hort.net Seasonal photo, (c) 2006 Christopher P. Lindsey, All Rights Reserved: do not copy
articles | gallery of plants | blog | tech blog | plant profiles | patents | mailing lists | top stories | links | shorturl service | tom clothier's archive0
 Navigation
Articles
Gallery of Plants
Blog
Tech Blog
Plant Profiles
Patents
Mailing Lists
    FAQ
    Netiquette
    Search ALL lists
    Search help
    Subscription info
Top Stories
Links
sHORTurl service
Tom Clothier's Archive
 Top Stories
Disease could hit Britain's trees hard

Ten of the best snowdrop cultivars

Plant protein database helps identify plant gene functions

Dendroclimatologists record history through trees

Potato beetle could be thwarted through gene manipulation

Hawaii expands coffee farm quarantine

Study explains flower petal loss

Unauthorized use of a plant doesn't invalidate it's patent

RSS story archive

REF:Sunset Western Garden Book

  • Subject: REF:Sunset Western Garden Book
  • From: John Reeds <jreeds@microsensors.com>
  • Date: Wed, 27 Jun 2001 16:05:26 -0700

With the discussions of books lately, I consider a non-iris-specific garden
book worth a mention.  Most of us in California consider the Sunset Western
Garden Book (updated annually) as a reference "bible" on almost everything
(in the way of plants) that can be grown in the western USA.  Many
Australian subscribers to this group might find a great deal of overlap in
climate and plant compatibility.  If you are not aware of this book, but
still have room to grow something other than iris, if you are from a
compatible climate, you should get it.  It may not always list the most
recent cultivars of all plant species, but they do a remarkable and very
thorough job of trying to compare the merits and cultural requirement
variations of (for example) about 30 varieties of strawberries, 50 bamboos,
30 apples, etc.

They also have an improved climate zone breakdown (I'm a 23 which is
probably a subset of USDA 9b), which recognizes that coldest annual
temperatures are not sufficient to define a climate.  My refrigerator would
be a USDA 10: very warm.  It rarely goes below freezing.

John Reeds, in sunny southern Calif.
jreeds@microsensors.com  

 

Your use of Yahoo!
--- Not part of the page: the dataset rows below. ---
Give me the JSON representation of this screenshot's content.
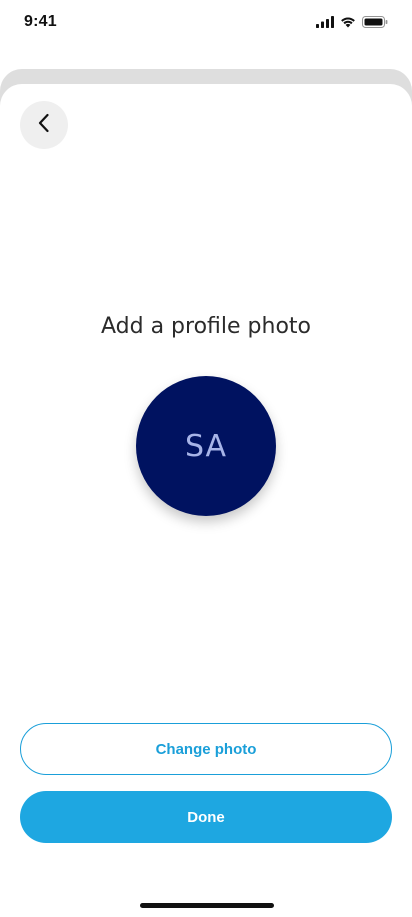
{
  "status_bar": {
    "time": "9:41",
    "icons": [
      "signal-icon",
      "wifi-icon",
      "battery-icon"
    ]
  },
  "header": {
    "back_icon": "chevron-left-icon"
  },
  "main": {
    "title": "Add a profile photo",
    "avatar_initials": "SA"
  },
  "actions": {
    "change_photo_label": "Change photo",
    "done_label": "Done"
  },
  "colors": {
    "accent": "#1EA7E1",
    "outline_text": "#1A9FD9",
    "avatar_bg": "#001260",
    "avatar_text": "#A7B4E8",
    "primary_text": "#FFFFFF"
  }
}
Groups is subject to http://docs.yahoo.com/info/terms/ 






 © 1995-2015 Mallorn Computing, Inc.All Rights Reserved.
Our Privacy Statement
Other Mailing lists | Author Index | Date Index | Subject Index | Thread Index